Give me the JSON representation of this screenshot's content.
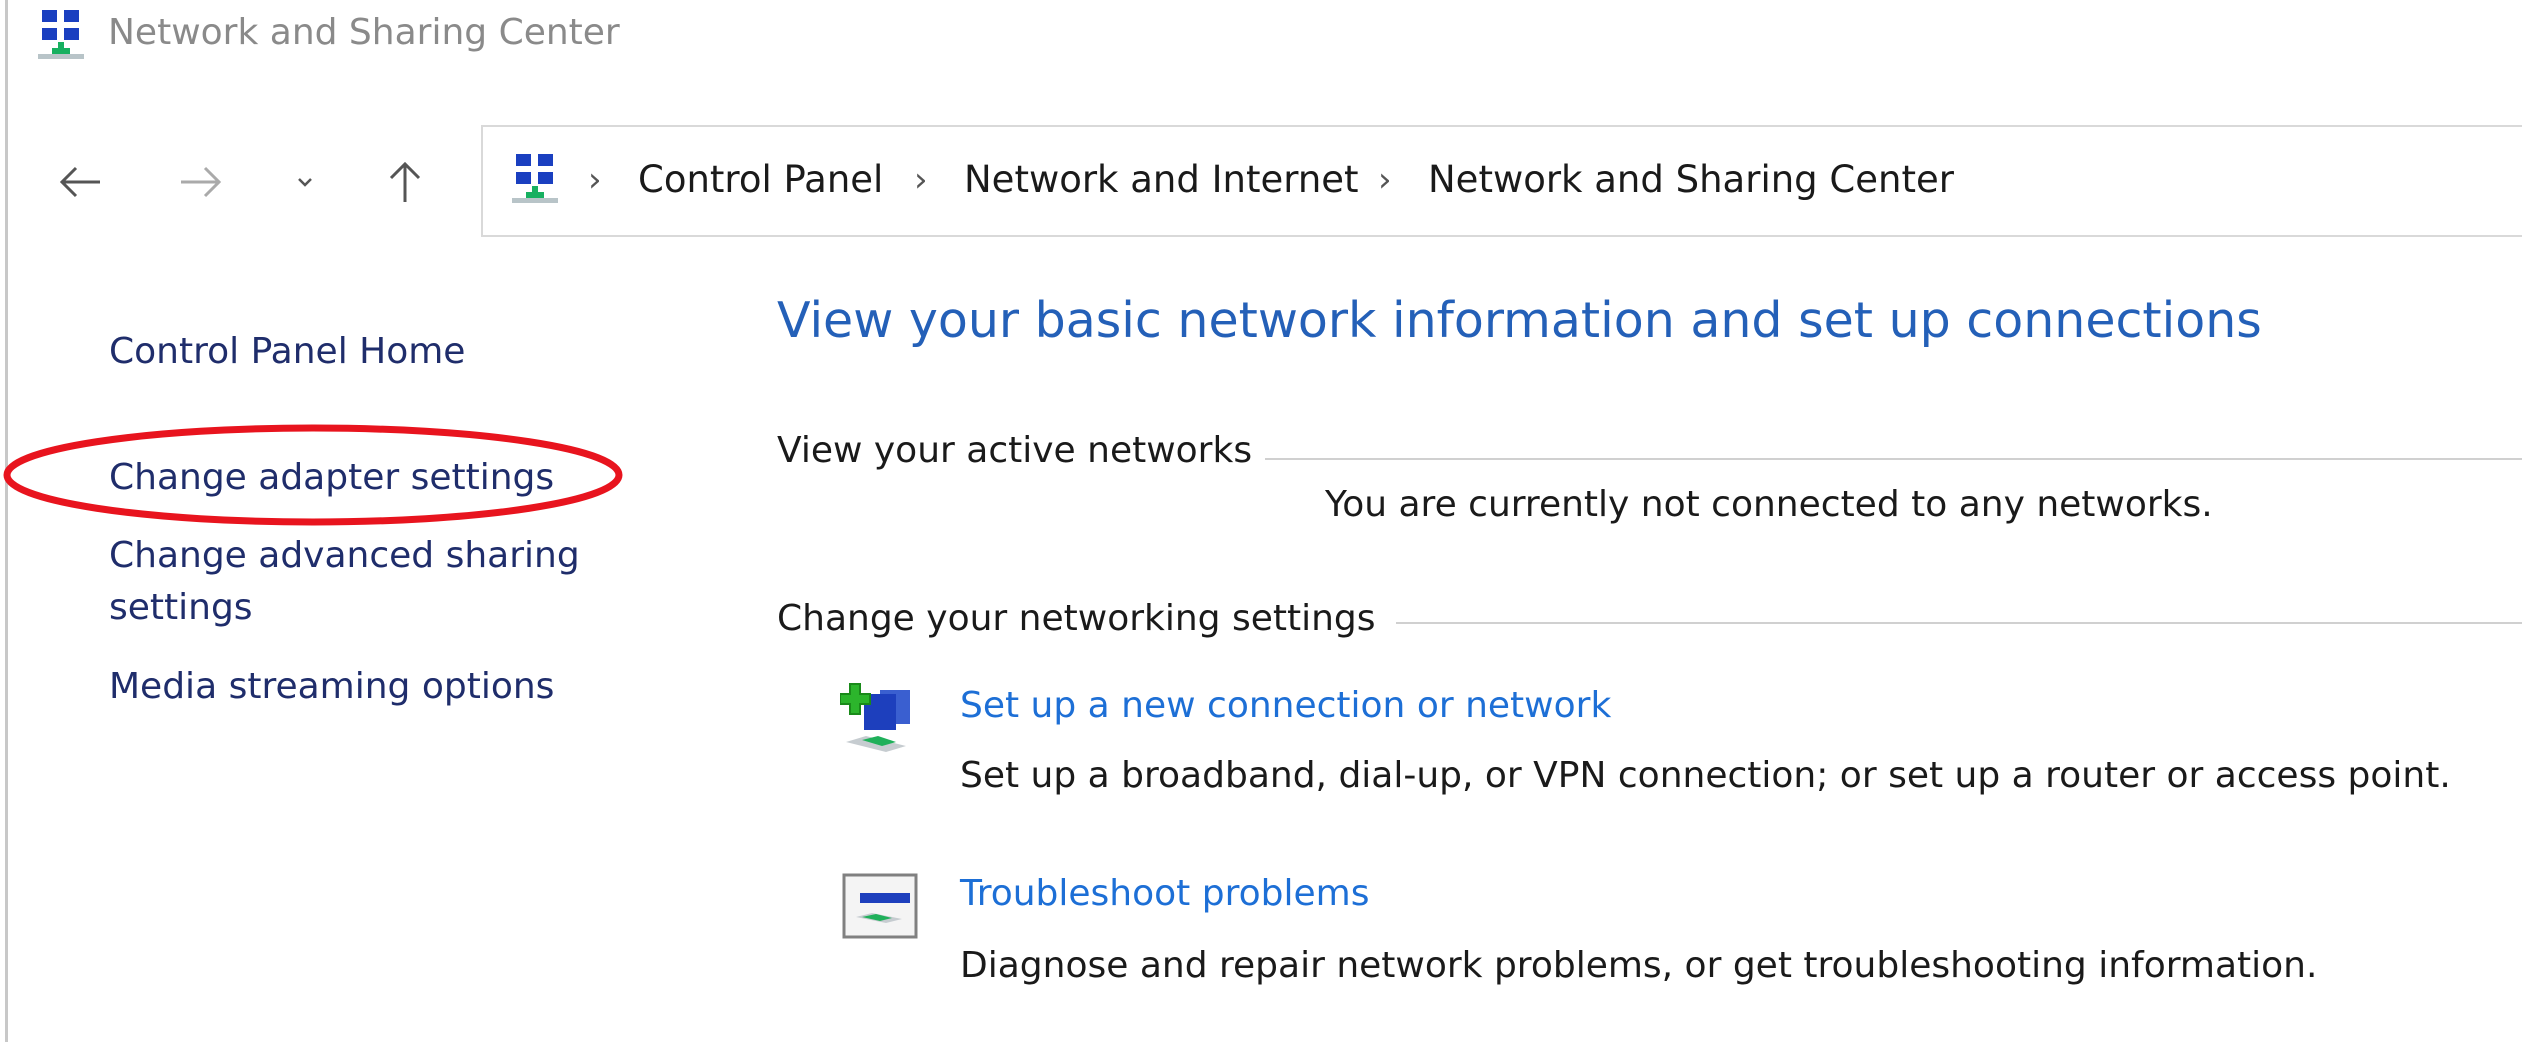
{
  "window": {
    "title": "Network and Sharing Center",
    "icon": "network-icon"
  },
  "nav": {
    "back": "arrow-left-icon",
    "forward": "arrow-right-icon",
    "recent": "chevron-down-icon",
    "up": "arrow-up-icon"
  },
  "breadcrumb": [
    "Control Panel",
    "Network and Internet",
    "Network and Sharing Center"
  ],
  "sidebar": {
    "items": [
      {
        "label": "Control Panel Home"
      },
      {
        "label": "Change adapter settings",
        "highlighted": true
      },
      {
        "label": "Change advanced sharing settings"
      },
      {
        "label": "Media streaming options"
      }
    ],
    "highlight_color": "#e8141e"
  },
  "main": {
    "heading": "View your basic network information and set up connections",
    "active_networks": {
      "title": "View your active networks",
      "status": "You are currently not connected to any networks."
    },
    "settings": {
      "title": "Change your networking settings",
      "items": [
        {
          "label": "Set up a new connection or network",
          "description": "Set up a broadband, dial-up, or VPN connection; or set up a router or access point.",
          "icon": "new-connection-icon"
        },
        {
          "label": "Troubleshoot problems",
          "description": "Diagnose and repair network problems, or get troubleshooting information.",
          "icon": "troubleshoot-icon"
        }
      ]
    }
  },
  "colors": {
    "heading": "#2460b8",
    "link": "#1d6fd6",
    "sidebar_link": "#1f2d6b"
  }
}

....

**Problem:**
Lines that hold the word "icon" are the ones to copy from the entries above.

**Task output:**
    "icon": "network-icon"
    "back": "arrow-left-icon",
    "forward": "arrow-right-icon",
    "recent": "chevron-down-icon",
    "up": "arrow-up-icon"
          "icon": "new-connection-icon"
          "icon": "troubleshoot-icon"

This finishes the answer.